Professor Jonathan Dawes
University of Bath
Well-known natural examples of `pattern formation' include the coloured markings on tropical fish, leopards, tigers and zebras, cloud streets and `mackerel skies', fingerprints, and visual hallucinations. Although the physical, chemical or biological details vary from one situation to another, there are mathematical models that explain the surprising similarities between these different cases.
Physical laboratory experiments are also a rich source of examples: a convenient simplified model for various geophysical and astrophysical processes is to suppose that a layer of fluid is placed between two horizontal plates. Convection currents are then driven by heating the lower plate. Usually the convection currents result in a regular pattern of `rolls' rotating in alternate senses which fill the fluid domain. It turns out, though, that in some cases the system forms localised convection currents. While this doesn't happen often for animal markings (imagine a zebra with only one stripe!), it happens naturally in some fluid flows, and in other areas of physics, including nonlinear optics and experiments with granular materials such as sand. The spontaneous appearance of localised activity is an intriguing phenomenon: even though energy is supplied to the system in a uniform manner, the response of the system is to become active in only a single region.
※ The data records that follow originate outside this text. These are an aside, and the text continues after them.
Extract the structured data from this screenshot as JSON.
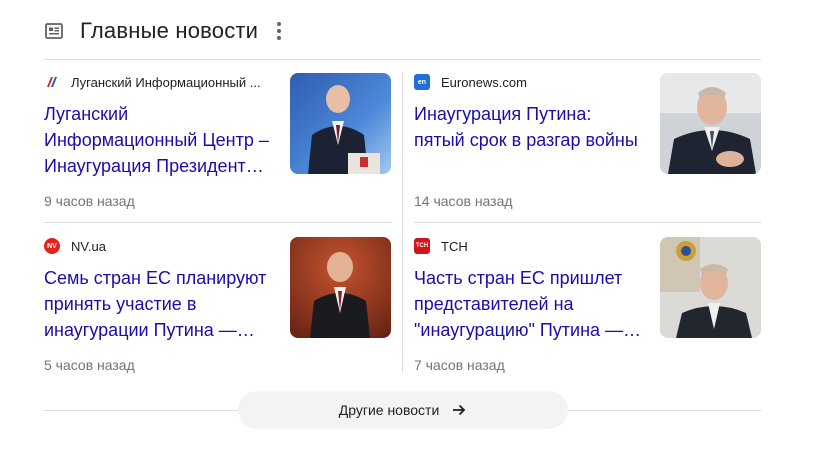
{
  "section": {
    "title": "Главные новости"
  },
  "articles": [
    {
      "source": "Луганский Информационный ...",
      "favicon_color": "#ffffff",
      "headline": "Луганский Информационный Центр – Инаугурация Президент…",
      "time": "9 часов назад"
    },
    {
      "source": "Euronews.com",
      "favicon_text": "en",
      "favicon_color": "#1f6fd6",
      "headline": "Инаугурация Путина: пятый срок в разгар войны",
      "time": "14 часов назад"
    },
    {
      "source": "NV.ua",
      "favicon_text": "NV",
      "favicon_color": "#e2231a",
      "headline": "Семь стран ЕС планируют принять участие в инаугурации Путина —…",
      "time": "5 часов назад"
    },
    {
      "source": "ТСН",
      "favicon_text": "ТСН",
      "favicon_color": "#d4141c",
      "headline": "Часть стран ЕС пришлет представителей на \"инаугурацию\" Путина —…",
      "time": "7 часов назад"
    }
  ],
  "more_button": {
    "label": "Другие новости"
  },
  "colors": {
    "link": "#1a0dab",
    "meta": "#70757a",
    "divider": "#dadce0",
    "button_bg": "#f1f3f4"
  }
}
The ways in which localised states appear and disappear in these experiments are surprisingly similar; many of these similarities can be explained by the general mathematical theory. Turning to a future challenge, one very interesting, and experimentally motivated, extension of the mathematical theory would be to cope with localised states that are not steady convection rolls, but where the localised activity is itself a patch of complicated `turbulent' fluid flow. Such localised turbulence spots appear to organise the transition to turbulence that is a general feature of many vitally important fluid flows.